Razor approaches Sam Whitelock about ABs comeback

Sam Whitelock and Scott Robertson. Photo: Getty Images
Sam Whitelock and Scott Robertson. Photo: Getty Images
One of the great sporting comebacks may be on the cards later this year as All Blacks coach Scott Robertson has made a play to persuade Sam Whitelock to return to New Zealand and resume his test career.

The man who won hundreds of lineouts for the All Blacks, who thundered into more rucks than anyone could possibly recall, who produced the unforgettable turnover to thwart Ireland’s 37-phase effort to rescue last year’s World Cup quarter-final, and the man who said last year that his days of playing international rugby were over – is potentially going to write a postscript to his incredible test career.

The veteran lock, who thought he had played his last game for the All Blacks in the World Cup final, is considering returning to New Zealand after a compelling sales pitch from Robertson who was recently in Europe and Japan.

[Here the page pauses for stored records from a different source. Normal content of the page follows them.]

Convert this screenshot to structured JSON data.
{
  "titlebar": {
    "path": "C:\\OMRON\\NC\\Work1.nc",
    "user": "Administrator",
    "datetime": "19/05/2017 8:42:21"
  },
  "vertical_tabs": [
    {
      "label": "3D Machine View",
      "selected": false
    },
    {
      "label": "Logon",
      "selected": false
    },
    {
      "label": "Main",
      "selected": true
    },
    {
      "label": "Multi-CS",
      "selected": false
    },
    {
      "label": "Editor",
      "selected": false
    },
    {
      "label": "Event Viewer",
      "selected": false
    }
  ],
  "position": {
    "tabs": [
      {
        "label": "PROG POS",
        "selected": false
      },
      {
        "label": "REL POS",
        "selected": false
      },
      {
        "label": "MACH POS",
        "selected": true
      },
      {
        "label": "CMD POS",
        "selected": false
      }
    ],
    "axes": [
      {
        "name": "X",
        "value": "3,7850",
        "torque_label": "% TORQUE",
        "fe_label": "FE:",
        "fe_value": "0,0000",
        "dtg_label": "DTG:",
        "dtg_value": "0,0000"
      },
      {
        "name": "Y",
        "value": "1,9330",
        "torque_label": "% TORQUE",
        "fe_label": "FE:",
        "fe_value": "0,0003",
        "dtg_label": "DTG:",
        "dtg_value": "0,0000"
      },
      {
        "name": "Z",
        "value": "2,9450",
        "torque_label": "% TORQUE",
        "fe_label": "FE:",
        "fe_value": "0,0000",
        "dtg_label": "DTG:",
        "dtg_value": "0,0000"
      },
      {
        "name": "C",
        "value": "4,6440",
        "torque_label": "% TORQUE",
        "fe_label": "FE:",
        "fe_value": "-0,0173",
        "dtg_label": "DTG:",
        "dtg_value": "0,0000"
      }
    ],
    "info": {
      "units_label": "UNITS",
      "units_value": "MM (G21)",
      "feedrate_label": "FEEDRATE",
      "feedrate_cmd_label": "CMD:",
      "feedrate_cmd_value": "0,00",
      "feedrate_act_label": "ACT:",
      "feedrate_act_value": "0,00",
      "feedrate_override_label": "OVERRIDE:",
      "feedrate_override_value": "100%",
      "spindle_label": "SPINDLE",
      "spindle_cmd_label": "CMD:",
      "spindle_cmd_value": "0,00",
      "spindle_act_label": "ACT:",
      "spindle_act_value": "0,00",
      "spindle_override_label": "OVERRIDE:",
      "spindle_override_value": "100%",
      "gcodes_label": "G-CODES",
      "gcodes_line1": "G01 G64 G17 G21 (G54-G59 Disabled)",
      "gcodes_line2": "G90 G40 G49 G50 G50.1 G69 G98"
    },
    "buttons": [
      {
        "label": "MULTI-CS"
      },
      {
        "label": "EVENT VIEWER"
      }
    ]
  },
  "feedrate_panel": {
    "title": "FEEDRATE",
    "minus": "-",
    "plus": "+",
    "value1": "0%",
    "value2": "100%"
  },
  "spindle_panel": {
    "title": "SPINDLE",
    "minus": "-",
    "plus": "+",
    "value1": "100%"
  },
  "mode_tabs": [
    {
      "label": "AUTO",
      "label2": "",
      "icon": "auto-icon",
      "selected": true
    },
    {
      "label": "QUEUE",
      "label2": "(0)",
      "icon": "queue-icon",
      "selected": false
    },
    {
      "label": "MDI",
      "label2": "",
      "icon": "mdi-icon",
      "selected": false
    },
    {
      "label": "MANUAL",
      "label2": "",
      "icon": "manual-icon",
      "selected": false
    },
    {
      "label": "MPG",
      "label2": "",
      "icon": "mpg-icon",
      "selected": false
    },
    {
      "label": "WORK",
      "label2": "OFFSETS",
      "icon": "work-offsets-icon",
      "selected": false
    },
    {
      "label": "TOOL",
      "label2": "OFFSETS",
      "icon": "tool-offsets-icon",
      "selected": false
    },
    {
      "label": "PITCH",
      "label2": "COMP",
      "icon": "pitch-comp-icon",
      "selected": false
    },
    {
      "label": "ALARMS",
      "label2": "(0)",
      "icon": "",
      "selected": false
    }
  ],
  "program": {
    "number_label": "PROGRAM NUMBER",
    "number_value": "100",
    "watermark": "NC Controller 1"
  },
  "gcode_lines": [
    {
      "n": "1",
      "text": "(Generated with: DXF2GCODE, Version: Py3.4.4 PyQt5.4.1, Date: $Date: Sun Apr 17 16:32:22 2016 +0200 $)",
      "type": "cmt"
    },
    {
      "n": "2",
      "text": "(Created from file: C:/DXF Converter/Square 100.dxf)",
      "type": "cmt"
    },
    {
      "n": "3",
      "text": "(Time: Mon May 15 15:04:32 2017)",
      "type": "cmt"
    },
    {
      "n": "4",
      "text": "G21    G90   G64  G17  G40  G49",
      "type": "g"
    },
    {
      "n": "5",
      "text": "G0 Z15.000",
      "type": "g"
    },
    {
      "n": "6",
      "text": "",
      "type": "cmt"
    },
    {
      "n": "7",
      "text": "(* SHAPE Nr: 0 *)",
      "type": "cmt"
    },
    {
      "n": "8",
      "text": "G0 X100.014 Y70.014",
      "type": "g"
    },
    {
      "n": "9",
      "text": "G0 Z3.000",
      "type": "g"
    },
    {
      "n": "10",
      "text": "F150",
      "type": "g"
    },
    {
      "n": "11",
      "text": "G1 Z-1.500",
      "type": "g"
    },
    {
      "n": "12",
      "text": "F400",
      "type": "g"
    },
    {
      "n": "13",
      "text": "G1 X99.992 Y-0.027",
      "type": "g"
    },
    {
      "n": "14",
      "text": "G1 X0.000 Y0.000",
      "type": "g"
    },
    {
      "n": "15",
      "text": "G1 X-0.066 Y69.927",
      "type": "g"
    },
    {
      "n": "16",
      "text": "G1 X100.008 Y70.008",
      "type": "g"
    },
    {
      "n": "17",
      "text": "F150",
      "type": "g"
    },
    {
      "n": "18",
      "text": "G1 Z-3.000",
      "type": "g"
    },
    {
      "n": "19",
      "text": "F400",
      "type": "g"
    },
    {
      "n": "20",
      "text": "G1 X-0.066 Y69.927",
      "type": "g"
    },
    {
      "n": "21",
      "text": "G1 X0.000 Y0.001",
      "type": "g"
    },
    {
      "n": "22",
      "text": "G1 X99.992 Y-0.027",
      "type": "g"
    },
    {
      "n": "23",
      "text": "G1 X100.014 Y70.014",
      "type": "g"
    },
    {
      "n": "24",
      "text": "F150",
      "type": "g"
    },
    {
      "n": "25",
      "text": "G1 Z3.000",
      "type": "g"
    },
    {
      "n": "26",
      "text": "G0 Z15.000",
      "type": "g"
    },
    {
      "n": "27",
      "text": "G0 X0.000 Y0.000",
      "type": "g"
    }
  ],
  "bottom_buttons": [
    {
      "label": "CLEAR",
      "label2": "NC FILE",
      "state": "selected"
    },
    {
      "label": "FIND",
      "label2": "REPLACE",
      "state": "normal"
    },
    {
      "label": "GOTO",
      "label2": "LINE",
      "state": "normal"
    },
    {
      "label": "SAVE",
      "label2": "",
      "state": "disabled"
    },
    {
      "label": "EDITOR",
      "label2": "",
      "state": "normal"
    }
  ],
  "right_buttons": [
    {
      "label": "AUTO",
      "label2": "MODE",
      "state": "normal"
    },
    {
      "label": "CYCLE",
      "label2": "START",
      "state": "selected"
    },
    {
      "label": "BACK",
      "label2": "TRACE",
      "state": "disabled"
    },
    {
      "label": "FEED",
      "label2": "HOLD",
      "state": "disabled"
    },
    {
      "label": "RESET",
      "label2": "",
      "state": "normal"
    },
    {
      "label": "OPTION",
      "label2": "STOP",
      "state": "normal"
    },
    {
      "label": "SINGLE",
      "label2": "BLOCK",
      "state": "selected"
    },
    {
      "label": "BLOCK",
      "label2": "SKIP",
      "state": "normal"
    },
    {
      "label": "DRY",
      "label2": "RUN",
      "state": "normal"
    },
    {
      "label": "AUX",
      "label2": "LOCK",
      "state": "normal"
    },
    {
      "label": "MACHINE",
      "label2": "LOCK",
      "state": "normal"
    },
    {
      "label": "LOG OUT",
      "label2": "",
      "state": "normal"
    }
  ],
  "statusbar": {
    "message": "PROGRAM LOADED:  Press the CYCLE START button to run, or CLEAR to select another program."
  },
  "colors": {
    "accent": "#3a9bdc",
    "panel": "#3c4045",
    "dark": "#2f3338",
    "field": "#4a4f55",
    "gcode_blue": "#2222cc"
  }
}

Robertson and his coaching team are not convinced Whitelock is done as an international force – they saw him deliver outstanding performances at the World Cup last year and believe that if he came back to New Zealand in June this year after the French club season wraps up, that he’d be in contention to add to his test tally of 153 caps and push past the world record of appearance set by Welsh lock Alun Wynn-Jones.

The new All Blacks coach has a long and trusted relationship with Whitelock after working together at the Crusaders for seven years and he believes that the most experienced test player in New Zealand history could still add significant value to this year’s squad both as a player, leader and mentor.

Whitelock will turn 36 this October, but Robertson and his coaching team believe that the former Crusaders captain could eke out at least one more test season, possibly two, where he would be in contention to start each test.

But they also see value in having him back within the squad, where his experience, leadership and mana would bolster the rugby IQ of the whole group.

The post-World Cup exodus saw the All Blacks lose players with an accumulated 500-plus test caps – Dane Coles, Brodie Retallick, Aaron Smith and Richie Mo’unga – and there is a desire to restore some of that experience and know-how by bringing back Whitelock – who began his test career in 2010 and who has played at four World Cups.

Robertson and the bulk of his coaching team – except for forwards coach Jason Ryan and head of performance Nic Gill – are new to international rugby and for them, there will also be much to be gained from having Whitelock to lean on for advice.

It’s also not clear yet who Robertson is considering as his captain, but again, having Whitelock available to help whoever is chosen, and potentially do the role himself occasionally, would be of major benefit.

There’s a separate and specific other role for Whitelock to play should he return – which is to use his encyclopaedic knowledge of both lineout, set-piece and positional play to fast-track the development of a cohort of young, but promising locks that will inevitably find their way into the All Blacks this year as the team regenerates.

Robertson has publicly stated that finding test-ready locks is one of his priorities this year following the decisions by both Whitelock and Brodie Retallick to leave New Zealand after last year’s World Cup.

Those two would be widely considered the greatest locking partnership New Zealand has produced, and individually both would stack among the best in history.

Using Whitelock to help the likes of Josh Lord, Quinten Strange and Tupou Vai’i to learn the art of locking at test level is an undeniably smart move.

There’s also a group of uncapped locks who have caught the eye in the first few rounds of Super Rugby – the likes of Jamie Hannah at the Crusaders, Manaaki Selby-Rickit at the Chiefs and Fabian Holland at the Highlanders (although he may have eligibility issues to overcome still), to suggest that the production line is in good health and that Robertson has the luxury of knowing he has plenty of good options whether Whitelock comes home or not.

But having Whitelock would give Robertson greater options as well as the ability to get more out of the next generation of locks that he decides to pick.

It’s not clear yet when Whitelock is likely to decide about his future.

He is currently playing in France, where he will have the option at the end of the club season in June to either stay there for another season or return to New Zealand, contingent on him being able to secure a Super Rugby contract for 2025.

His club, Pau, are mid-table and potentially on track to make the play-offs, which are scheduled for mid-June.

If Whitelock did return after his French commitments end, he’d have to receive an exemption to be immediately available – but the NZR board has granted these quickly in the past, most notably to Luke McAlister when he returned from the UK in 2009 and was wanted by the All Blacks for the June series when they were hit with injuries.

By Gregor Paul